Aunt Joan had some difficulty adjusting to life on the farm. Some things baffled her: she didn't like the idea that a cow she helped my uncle feed in the barn would soon end up in her deep freezer. Being the family smartmouth, I responded with, "Well, where did you think your food came from? The store?" *slap*
The greatest City Gal moment came, however, on a day when we were making cookies. After we had already made the dough, she began scrambling around looking for her cookie sheets. They weren't just any cookie sheets, either; they were special, expensive ones from Williams-Sonoma that she'd gotten as wedding gifts. We dug frantically through the cabinets before she decided to take a break. She marched us down to the basement to check the deep freezer for something to serve for supper. I'd wandered away for some reason, but her shriek of horror brought me running.
She stood, pointing into the freezer, repeating "My cookie sheets! My good cookie sheets!" When I arrived at her side, she grasped my arm and demanded, "What is that on my cookie sheets?" I leaned over, assessed the situation, and said calmly, "I think they're groundhogs."

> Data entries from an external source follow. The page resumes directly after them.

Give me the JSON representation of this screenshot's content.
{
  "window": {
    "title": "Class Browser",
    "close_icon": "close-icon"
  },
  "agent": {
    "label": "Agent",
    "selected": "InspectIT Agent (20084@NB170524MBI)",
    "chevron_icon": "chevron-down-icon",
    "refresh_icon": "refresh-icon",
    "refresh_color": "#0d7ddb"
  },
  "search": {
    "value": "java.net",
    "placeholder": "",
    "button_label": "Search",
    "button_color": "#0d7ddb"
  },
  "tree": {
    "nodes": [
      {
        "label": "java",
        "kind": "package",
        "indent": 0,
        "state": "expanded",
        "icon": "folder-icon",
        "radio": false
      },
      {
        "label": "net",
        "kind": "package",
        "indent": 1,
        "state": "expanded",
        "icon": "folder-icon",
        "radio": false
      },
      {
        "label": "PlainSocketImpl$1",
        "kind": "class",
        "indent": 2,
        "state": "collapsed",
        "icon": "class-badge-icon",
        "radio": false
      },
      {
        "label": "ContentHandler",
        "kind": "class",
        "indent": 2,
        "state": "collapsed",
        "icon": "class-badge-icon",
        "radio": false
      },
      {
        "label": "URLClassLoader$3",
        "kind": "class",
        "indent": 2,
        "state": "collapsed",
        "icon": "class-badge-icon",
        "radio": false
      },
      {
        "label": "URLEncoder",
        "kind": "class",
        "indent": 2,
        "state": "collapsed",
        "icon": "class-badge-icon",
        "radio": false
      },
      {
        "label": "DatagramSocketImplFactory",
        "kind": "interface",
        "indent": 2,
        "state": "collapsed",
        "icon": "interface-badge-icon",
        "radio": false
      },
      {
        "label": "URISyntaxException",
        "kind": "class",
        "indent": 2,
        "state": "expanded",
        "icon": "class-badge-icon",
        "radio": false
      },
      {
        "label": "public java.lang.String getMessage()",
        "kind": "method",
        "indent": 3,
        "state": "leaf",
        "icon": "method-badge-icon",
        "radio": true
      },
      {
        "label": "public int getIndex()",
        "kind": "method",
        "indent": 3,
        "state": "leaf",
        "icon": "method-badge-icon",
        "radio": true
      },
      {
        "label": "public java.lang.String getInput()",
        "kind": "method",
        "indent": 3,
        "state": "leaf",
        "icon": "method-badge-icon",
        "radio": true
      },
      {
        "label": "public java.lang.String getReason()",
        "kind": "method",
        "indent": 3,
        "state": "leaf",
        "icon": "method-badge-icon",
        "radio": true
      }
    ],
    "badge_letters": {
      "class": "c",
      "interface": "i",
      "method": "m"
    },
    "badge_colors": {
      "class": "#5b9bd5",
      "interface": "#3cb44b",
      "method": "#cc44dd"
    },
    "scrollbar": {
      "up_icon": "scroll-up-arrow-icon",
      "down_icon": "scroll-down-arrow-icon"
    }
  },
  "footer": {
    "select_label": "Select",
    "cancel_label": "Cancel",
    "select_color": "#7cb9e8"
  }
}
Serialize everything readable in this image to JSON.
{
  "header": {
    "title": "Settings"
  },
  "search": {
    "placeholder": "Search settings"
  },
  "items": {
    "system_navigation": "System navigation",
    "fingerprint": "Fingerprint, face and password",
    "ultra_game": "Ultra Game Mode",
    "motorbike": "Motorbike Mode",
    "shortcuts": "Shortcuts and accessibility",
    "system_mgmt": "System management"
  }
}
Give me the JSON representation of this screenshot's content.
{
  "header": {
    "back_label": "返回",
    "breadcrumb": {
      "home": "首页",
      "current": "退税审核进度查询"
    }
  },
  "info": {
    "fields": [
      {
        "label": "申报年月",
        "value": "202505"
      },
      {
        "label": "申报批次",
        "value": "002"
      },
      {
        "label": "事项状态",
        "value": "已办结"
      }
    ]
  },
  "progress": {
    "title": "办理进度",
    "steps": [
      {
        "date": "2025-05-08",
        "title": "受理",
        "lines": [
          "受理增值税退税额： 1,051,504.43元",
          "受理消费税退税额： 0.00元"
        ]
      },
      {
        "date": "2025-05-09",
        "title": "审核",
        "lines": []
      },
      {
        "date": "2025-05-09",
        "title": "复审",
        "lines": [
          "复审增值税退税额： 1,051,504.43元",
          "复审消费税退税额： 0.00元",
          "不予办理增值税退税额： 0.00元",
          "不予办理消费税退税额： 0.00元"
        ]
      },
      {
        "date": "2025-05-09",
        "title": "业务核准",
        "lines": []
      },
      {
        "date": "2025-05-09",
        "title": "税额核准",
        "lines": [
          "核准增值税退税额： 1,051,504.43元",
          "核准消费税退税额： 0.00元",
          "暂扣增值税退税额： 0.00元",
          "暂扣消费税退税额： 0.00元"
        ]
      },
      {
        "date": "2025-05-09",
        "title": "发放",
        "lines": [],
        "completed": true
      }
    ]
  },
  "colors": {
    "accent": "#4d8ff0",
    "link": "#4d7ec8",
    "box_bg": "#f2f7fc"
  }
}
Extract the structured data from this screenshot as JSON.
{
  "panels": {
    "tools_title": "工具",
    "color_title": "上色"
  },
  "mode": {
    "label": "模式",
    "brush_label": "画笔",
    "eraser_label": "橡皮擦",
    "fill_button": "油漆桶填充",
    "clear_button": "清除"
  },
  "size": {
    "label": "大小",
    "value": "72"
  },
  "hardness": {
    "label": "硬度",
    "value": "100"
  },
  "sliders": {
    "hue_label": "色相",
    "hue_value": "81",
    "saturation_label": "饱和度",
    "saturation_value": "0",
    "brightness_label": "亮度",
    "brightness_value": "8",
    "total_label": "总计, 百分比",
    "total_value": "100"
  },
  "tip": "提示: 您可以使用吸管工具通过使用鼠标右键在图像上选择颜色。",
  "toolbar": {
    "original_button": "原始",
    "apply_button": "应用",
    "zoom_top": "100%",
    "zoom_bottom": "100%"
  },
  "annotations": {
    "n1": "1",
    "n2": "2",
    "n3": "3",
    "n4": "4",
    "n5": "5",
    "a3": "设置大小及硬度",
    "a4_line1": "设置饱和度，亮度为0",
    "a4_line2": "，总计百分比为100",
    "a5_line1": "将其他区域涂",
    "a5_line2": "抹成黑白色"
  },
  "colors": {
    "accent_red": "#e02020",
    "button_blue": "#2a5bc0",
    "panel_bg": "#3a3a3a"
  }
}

There was an eerie stillness for a split second, and then she exploded: "GROUNDHOGS ON MY GOOD COOKIE SHEETS!"
My uncle had used her cookie sheets to lay out his hunting trophies for freezing. If ever there'd been cause for divorce, this was it, and what she did next caused me to think it might come from either side of the fence: she snatched up the offending carcasses, rushed up the stairs, and hurled them into the woods behind the house. Next, she ran the water as hot as she could get it, brought out the Ajax, and began madly scouring the pans.
By the time my uncle got home from work, she'd probably scalded and/or chemically burned off most of the skin on her hands. As he walked through the door, she wielded a cookie sheet at him like a Spartan hoplon. "MY COOKIE SHEETS," she roared, shaking it angrily, "YOU PUT GROUNDHOGS ON MY COOKIE SHEETS!"
"Well," he said, "just where are my groundhogs now?"
She was so livid that she couldn't speak, so I answered helpfully, "I think she threw them in the trees out back."
Uncle Ben drove us into town in stony silence, dropping us off at my grandmother's apartment. After he left, she asked me why he was in such a bad mood.
"Aunt Joan got mad at him because he put groundhogs on her cookie sheets, so she threw them out in the woods. Now he's mad at her, too."
Granny thought about it a second. "He knows better. The pans for the groundhogs are under the sink. Just like a man. Hmph."
I don't know about you all, but my granny is the only person I ever met who had a separate set of pans for groundhogs...